Data records for software interfaces:
Start of Block
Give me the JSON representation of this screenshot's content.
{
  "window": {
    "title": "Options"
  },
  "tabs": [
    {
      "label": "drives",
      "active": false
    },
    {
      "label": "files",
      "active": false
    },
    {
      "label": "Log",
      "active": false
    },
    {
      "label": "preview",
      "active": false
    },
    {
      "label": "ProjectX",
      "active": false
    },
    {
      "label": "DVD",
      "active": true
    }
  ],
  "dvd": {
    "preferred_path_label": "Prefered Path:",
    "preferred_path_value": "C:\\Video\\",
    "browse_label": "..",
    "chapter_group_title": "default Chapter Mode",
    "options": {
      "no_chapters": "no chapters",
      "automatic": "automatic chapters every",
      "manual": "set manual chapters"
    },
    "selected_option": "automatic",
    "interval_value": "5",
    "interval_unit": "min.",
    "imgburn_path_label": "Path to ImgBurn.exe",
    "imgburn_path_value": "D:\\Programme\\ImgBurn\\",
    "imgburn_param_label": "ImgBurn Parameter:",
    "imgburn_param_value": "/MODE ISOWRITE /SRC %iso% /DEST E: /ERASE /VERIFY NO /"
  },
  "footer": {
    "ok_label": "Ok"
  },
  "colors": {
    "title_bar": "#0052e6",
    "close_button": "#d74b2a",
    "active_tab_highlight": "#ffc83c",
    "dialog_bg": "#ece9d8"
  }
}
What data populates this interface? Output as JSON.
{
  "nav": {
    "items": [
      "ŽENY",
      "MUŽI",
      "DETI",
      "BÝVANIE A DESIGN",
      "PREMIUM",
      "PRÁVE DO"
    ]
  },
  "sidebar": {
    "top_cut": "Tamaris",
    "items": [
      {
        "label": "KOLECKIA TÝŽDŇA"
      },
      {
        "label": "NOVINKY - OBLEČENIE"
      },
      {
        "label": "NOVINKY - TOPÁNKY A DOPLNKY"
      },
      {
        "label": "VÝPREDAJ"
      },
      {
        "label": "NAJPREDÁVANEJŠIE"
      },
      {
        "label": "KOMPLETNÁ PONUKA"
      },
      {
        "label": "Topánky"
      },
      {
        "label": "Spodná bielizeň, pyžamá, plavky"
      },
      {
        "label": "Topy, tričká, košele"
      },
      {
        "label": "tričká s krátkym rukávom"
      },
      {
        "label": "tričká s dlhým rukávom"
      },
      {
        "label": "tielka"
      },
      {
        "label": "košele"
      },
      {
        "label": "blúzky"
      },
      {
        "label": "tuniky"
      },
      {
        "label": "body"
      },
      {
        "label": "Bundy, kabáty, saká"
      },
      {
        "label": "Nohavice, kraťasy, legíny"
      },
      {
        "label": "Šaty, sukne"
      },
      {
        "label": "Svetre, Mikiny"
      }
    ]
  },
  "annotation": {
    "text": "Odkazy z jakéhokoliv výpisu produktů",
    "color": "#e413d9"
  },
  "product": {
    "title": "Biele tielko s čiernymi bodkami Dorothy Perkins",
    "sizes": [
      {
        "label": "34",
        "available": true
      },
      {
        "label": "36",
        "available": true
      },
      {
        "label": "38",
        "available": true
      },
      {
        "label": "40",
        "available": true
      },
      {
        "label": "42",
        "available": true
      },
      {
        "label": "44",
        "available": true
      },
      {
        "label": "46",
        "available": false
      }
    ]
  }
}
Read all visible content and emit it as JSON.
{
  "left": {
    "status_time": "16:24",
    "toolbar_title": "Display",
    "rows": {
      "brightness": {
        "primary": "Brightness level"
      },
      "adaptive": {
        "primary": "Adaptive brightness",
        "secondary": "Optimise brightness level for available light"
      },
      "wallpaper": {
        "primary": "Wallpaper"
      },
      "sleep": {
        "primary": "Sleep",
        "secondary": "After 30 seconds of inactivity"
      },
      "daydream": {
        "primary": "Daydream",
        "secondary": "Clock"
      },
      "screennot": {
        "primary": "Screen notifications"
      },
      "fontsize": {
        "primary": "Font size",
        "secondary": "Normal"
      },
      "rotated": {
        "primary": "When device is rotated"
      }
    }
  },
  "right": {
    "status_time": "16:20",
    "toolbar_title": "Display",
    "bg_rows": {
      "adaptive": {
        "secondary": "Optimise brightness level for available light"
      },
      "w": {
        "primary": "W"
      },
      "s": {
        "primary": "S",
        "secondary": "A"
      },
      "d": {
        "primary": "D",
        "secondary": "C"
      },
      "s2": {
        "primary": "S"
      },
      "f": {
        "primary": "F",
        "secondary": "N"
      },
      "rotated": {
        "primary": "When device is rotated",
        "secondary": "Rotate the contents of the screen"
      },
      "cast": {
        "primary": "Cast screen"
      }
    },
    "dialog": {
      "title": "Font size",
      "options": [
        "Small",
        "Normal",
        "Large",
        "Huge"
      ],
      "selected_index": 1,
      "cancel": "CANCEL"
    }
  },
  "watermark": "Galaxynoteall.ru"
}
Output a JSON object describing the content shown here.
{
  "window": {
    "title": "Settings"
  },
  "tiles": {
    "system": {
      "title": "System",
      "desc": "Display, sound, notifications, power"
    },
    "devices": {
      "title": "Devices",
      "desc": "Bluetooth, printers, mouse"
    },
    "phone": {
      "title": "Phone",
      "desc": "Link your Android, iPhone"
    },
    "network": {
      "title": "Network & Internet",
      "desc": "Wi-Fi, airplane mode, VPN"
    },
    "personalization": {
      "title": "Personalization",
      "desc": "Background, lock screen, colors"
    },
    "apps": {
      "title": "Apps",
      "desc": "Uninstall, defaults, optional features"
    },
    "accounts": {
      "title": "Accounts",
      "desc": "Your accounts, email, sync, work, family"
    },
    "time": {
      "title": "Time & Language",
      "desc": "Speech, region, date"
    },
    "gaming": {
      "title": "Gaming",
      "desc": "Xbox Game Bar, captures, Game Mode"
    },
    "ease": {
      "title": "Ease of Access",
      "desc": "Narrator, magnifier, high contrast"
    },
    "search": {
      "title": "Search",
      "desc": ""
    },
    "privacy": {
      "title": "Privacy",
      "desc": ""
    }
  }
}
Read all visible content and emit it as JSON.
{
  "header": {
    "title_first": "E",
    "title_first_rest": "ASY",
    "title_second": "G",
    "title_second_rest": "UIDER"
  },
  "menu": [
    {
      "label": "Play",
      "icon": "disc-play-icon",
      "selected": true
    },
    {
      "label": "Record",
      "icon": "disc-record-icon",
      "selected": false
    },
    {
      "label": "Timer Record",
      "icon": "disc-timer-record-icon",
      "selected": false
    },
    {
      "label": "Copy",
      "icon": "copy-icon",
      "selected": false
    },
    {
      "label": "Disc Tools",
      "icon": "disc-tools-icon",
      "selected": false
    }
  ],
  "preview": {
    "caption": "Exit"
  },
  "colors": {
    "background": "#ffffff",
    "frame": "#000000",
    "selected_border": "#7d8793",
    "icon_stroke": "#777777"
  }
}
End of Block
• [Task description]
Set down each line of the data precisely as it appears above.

• [Completed task]
Give me the JSON representation of this screenshot's content.
{
  "window": {
    "title": "Options"
  },
  "tabs": [
    {
      "label": "drives",
      "active": false
    },
    {
      "label": "files",
      "active": false
    },
    {
      "label": "Log",
      "active": false
    },
    {
      "label": "preview",
      "active": false
    },
    {
      "label": "ProjectX",
      "active": false
    },
    {
      "label": "DVD",
      "active": true
    }
  ],
  "dvd": {
    "preferred_path_label": "Prefered Path:",
    "preferred_path_value": "C:\\Video\\",
    "browse_label": "..",
    "chapter_group_title": "default Chapter Mode",
    "options": {
      "no_chapters": "no chapters",
      "automatic": "automatic chapters every",
      "manual": "set manual chapters"
    },
    "selected_option": "automatic",
    "interval_value": "5",
    "interval_unit": "min.",
    "imgburn_path_label": "Path to ImgBurn.exe",
    "imgburn_path_value": "D:\\Programme\\ImgBurn\\",
    "imgburn_param_label": "ImgBurn Parameter:",
    "imgburn_param_value": "/MODE ISOWRITE /SRC %iso% /DEST E: /ERASE /VERIFY NO /"
  },
  "footer": {
    "ok_label": "Ok"
  },
  "colors": {
    "title_bar": "#0052e6",
    "close_button": "#d74b2a",
    "active_tab_highlight": "#ffc83c",
    "dialog_bg": "#ece9d8"
  }
}
What data populates this interface? Output as JSON.
{
  "nav": {
    "items": [
      "ŽENY",
      "MUŽI",
      "DETI",
      "BÝVANIE A DESIGN",
      "PREMIUM",
      "PRÁVE DO"
    ]
  },
  "sidebar": {
    "top_cut": "Tamaris",
    "items": [
      {
        "label": "KOLECKIA TÝŽDŇA"
      },
      {
        "label": "NOVINKY - OBLEČENIE"
      },
      {
        "label": "NOVINKY - TOPÁNKY A DOPLNKY"
      },
      {
        "label": "VÝPREDAJ"
      },
      {
        "label": "NAJPREDÁVANEJŠIE"
      },
      {
        "label": "KOMPLETNÁ PONUKA"
      },
      {
        "label": "Topánky"
      },
      {
        "label": "Spodná bielizeň, pyžamá, plavky"
      },
      {
        "label": "Topy, tričká, košele"
      },
      {
        "label": "tričká s krátkym rukávom"
      },
      {
        "label": "tričká s dlhým rukávom"
      },
      {
        "label": "tielka"
      },
      {
        "label": "košele"
      },
      {
        "label": "blúzky"
      },
      {
        "label": "tuniky"
      },
      {
        "label": "body"
      },
      {
        "label": "Bundy, kabáty, saká"
      },
      {
        "label": "Nohavice, kraťasy, legíny"
      },
      {
        "label": "Šaty, sukne"
      },
      {
        "label": "Svetre, Mikiny"
      }
    ]
  },
  "annotation": {
    "text": "Odkazy z jakéhokoliv výpisu produktů",
    "color": "#e413d9"
  },
  "product": {
    "title": "Biele tielko s čiernymi bodkami Dorothy Perkins",
    "sizes": [
      {
        "label": "34",
        "available": true
      },
      {
        "label": "36",
        "available": true
      },
      {
        "label": "38",
        "available": true
      },
      {
        "label": "40",
        "available": true
      },
      {
        "label": "42",
        "available": true
      },
      {
        "label": "44",
        "available": true
      },
      {
        "label": "46",
        "available": false
      }
    ]
  }
}
Read all visible content and emit it as JSON.
{
  "left": {
    "status_time": "16:24",
    "toolbar_title": "Display",
    "rows": {
      "brightness": {
        "primary": "Brightness level"
      },
      "adaptive": {
        "primary": "Adaptive brightness",
        "secondary": "Optimise brightness level for available light"
      },
      "wallpaper": {
        "primary": "Wallpaper"
      },
      "sleep": {
        "primary": "Sleep",
        "secondary": "After 30 seconds of inactivity"
      },
      "daydream": {
        "primary": "Daydream",
        "secondary": "Clock"
      },
      "screennot": {
        "primary": "Screen notifications"
      },
      "fontsize": {
        "primary": "Font size",
        "secondary": "Normal"
      },
      "rotated": {
        "primary": "When device is rotated"
      }
    }
  },
  "right": {
    "status_time": "16:20",
    "toolbar_title": "Display",
    "bg_rows": {
      "adaptive": {
        "secondary": "Optimise brightness level for available light"
      },
      "w": {
        "primary": "W"
      },
      "s": {
        "primary": "S",
        "secondary": "A"
      },
      "d": {
        "primary": "D",
        "secondary": "C"
      },
      "s2": {
        "primary": "S"
      },
      "f": {
        "primary": "F",
        "secondary": "N"
      },
      "rotated": {
        "primary": "When device is rotated",
        "secondary": "Rotate the contents of the screen"
      },
      "cast": {
        "primary": "Cast screen"
      }
    },
    "dialog": {
      "title": "Font size",
      "options": [
        "Small",
        "Normal",
        "Large",
        "Huge"
      ],
      "selected_index": 1,
      "cancel": "CANCEL"
    }
  },
  "watermark": "Galaxynoteall.ru"
}
Output a JSON object describing the content shown here.
{
  "window": {
    "title": "Settings"
  },
  "tiles": {
    "system": {
      "title": "System",
      "desc": "Display, sound, notifications, power"
    },
    "devices": {
      "title": "Devices",
      "desc": "Bluetooth, printers, mouse"
    },
    "phone": {
      "title": "Phone",
      "desc": "Link your Android, iPhone"
    },
    "network": {
      "title": "Network & Internet",
      "desc": "Wi-Fi, airplane mode, VPN"
    },
    "personalization": {
      "title": "Personalization",
      "desc": "Background, lock screen, colors"
    },
    "apps": {
      "title": "Apps",
      "desc": "Uninstall, defaults, optional features"
    },
    "accounts": {
      "title": "Accounts",
      "desc": "Your accounts, email, sync, work, family"
    },
    "time": {
      "title": "Time & Language",
      "desc": "Speech, region, date"
    },
    "gaming": {
      "title": "Gaming",
      "desc": "Xbox Game Bar, captures, Game Mode"
    },
    "ease": {
      "title": "Ease of Access",
      "desc": "Narrator, magnifier, high contrast"
    },
    "search": {
      "title": "Search",
      "desc": ""
    },
    "privacy": {
      "title": "Privacy",
      "desc": ""
    }
  }
}
Read all visible content and emit it as JSON.
{
  "header": {
    "title_first": "E",
    "title_first_rest": "ASY",
    "title_second": "G",
    "title_second_rest": "UIDER"
  },
  "menu": [
    {
      "label": "Play",
      "icon": "disc-play-icon",
      "selected": true
    },
    {
      "label": "Record",
      "icon": "disc-record-icon",
      "selected": false
    },
    {
      "label": "Timer Record",
      "icon": "disc-timer-record-icon",
      "selected": false
    },
    {
      "label": "Copy",
      "icon": "copy-icon",
      "selected": false
    },
    {
      "label": "Disc Tools",
      "icon": "disc-tools-icon",
      "selected": false
    }
  ],
  "preview": {
    "caption": "Exit"
  },
  "colors": {
    "background": "#ffffff",
    "frame": "#000000",
    "selected_border": "#7d8793",
    "icon_stroke": "#777777"
  }
}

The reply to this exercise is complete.